Where a line of the records contains the word "this", show that line.

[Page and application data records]
********

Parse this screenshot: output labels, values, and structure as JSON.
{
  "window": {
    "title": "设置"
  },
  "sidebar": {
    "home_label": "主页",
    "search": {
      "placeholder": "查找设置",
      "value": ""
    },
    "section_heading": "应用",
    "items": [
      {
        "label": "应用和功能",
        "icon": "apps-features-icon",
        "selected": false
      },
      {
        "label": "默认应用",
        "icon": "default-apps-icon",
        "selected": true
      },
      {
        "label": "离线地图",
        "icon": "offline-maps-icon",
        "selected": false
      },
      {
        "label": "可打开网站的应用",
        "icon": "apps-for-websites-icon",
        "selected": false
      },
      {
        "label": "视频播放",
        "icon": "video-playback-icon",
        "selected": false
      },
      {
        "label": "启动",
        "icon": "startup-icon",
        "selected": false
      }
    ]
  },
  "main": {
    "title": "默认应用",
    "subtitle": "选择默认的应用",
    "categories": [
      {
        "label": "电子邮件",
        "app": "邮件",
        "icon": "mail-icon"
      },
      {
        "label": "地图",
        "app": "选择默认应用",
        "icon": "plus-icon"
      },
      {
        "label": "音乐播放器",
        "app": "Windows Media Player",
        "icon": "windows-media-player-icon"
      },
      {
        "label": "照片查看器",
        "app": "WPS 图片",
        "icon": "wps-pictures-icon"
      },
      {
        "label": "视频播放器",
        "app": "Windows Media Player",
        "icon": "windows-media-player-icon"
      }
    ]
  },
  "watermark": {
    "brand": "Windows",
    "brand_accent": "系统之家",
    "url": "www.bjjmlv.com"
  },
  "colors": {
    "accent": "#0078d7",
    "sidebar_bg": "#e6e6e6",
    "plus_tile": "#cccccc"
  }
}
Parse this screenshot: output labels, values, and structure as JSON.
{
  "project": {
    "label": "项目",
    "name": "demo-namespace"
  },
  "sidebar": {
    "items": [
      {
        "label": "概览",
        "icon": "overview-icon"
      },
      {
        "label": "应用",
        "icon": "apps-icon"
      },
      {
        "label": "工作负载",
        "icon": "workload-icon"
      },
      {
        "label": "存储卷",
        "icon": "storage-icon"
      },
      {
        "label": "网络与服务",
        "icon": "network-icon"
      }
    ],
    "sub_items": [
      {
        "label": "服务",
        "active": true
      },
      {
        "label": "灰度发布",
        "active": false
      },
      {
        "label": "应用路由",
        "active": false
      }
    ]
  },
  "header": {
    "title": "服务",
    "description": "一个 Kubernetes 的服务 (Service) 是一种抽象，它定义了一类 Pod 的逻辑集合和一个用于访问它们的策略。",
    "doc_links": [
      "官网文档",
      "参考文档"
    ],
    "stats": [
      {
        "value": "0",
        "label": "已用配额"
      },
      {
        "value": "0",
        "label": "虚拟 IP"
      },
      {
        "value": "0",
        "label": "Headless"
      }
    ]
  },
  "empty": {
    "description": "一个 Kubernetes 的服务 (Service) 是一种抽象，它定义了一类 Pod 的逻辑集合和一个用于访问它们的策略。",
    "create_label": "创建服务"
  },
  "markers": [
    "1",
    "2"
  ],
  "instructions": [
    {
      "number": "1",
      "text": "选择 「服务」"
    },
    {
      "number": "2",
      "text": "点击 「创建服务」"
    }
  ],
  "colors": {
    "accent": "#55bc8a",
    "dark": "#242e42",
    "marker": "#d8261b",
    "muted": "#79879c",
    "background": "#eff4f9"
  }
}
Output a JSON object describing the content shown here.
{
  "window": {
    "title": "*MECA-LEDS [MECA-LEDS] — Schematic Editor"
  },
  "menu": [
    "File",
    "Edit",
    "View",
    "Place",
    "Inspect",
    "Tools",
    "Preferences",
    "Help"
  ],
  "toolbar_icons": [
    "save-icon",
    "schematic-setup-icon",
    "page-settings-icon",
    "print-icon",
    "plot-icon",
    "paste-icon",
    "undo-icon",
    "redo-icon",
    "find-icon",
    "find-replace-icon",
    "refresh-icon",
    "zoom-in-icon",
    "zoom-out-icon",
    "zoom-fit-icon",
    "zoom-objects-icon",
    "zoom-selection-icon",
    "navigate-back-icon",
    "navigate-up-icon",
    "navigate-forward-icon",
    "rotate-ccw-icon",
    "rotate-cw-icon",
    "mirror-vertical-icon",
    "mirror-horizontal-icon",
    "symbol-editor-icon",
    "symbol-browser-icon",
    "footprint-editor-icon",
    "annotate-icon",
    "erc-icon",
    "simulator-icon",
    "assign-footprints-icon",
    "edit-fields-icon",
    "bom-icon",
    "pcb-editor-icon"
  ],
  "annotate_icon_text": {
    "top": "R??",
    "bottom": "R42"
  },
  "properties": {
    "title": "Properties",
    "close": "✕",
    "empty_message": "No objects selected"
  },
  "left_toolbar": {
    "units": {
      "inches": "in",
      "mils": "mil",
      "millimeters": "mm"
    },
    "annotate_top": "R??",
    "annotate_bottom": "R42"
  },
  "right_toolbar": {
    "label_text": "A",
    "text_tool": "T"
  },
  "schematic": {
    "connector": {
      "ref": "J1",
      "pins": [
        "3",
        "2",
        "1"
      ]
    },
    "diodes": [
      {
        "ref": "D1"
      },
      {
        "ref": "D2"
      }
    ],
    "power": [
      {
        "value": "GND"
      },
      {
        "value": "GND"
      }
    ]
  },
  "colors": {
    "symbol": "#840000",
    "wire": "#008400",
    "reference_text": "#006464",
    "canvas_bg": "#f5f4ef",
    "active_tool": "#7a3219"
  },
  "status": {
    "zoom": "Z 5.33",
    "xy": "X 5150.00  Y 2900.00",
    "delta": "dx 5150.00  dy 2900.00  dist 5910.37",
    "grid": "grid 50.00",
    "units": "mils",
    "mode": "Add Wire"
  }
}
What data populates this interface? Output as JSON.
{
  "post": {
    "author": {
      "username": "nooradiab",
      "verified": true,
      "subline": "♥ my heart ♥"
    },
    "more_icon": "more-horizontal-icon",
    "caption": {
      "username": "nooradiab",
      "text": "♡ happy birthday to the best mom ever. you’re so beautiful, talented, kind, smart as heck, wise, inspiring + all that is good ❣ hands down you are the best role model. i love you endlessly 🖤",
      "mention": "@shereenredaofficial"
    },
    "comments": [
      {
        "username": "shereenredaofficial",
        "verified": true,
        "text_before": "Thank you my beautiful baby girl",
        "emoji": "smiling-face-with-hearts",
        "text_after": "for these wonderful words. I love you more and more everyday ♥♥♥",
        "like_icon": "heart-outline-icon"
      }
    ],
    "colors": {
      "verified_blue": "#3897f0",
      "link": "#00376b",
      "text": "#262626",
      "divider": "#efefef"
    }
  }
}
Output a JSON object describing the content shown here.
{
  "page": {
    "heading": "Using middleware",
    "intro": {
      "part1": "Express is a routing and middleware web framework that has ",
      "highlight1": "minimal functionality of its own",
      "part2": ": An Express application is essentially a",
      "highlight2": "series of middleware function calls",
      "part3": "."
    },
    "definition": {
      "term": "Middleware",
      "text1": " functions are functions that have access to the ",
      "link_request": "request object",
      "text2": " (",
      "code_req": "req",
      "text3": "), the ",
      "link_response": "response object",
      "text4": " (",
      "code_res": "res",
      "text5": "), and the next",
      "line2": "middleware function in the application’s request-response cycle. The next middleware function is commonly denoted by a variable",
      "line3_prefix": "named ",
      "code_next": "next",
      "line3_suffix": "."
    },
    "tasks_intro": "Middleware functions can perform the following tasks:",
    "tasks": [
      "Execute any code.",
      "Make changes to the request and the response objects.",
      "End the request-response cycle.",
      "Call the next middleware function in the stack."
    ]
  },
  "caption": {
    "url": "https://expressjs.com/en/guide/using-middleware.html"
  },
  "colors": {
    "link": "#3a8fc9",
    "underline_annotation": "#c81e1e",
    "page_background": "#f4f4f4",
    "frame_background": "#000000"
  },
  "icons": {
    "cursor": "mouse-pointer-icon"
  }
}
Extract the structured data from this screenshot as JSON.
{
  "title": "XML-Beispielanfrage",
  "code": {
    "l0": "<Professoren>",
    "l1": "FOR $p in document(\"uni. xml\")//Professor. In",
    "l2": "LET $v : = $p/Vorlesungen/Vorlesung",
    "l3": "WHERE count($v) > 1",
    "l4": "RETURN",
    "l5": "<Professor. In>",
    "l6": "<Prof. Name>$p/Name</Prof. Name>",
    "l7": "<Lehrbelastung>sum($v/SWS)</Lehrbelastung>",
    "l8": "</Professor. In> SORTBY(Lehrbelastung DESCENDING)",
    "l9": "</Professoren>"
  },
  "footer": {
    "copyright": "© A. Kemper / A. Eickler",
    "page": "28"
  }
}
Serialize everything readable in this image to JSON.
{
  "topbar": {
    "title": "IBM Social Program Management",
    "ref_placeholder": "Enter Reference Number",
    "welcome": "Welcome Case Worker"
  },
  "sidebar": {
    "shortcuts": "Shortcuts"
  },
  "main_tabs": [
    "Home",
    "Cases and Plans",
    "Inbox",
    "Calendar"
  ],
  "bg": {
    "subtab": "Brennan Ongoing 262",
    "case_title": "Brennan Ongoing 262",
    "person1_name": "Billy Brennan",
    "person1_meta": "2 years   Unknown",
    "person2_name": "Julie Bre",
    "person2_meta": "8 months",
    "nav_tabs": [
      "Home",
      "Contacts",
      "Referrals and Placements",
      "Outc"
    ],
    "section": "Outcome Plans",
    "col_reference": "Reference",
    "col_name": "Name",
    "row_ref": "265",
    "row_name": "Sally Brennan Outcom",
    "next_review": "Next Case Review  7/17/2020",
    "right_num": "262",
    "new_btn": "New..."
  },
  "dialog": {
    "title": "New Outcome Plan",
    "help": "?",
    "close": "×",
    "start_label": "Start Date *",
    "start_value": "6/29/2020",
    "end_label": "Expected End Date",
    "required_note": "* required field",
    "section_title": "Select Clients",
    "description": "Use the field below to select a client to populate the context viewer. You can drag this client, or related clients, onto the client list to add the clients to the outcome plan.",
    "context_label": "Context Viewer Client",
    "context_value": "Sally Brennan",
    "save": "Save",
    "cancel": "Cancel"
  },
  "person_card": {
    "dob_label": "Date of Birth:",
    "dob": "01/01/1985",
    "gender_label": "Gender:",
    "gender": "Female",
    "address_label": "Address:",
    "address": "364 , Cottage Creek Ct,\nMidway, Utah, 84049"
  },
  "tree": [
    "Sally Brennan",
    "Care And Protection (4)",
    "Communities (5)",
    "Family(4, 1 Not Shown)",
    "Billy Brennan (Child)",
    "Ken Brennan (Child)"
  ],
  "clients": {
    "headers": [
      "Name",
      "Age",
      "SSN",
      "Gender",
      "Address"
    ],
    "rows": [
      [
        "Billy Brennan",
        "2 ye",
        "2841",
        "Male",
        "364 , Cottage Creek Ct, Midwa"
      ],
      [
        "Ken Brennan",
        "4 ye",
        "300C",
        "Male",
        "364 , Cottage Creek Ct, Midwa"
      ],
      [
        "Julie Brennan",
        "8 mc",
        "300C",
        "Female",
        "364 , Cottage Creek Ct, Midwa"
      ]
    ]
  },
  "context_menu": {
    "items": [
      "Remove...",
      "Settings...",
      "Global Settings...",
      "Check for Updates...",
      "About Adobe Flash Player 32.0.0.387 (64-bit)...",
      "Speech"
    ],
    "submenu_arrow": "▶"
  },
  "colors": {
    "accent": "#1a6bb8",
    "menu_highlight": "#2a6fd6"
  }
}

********

## Answer
Parse this screenshot: output labels, values, and structure as JSON.
Parse this screenshot: output labels, values, and structure as JSON.
What data populates this interface? Output as JSON.
Extract the structured data from this screenshot as JSON.
Serialize everything readable in this image to JSON.
    "description": "Use the field below to select a client to populate the context viewer. You can drag this client, or related clients, onto the client list to add the clients to the outcome plan.",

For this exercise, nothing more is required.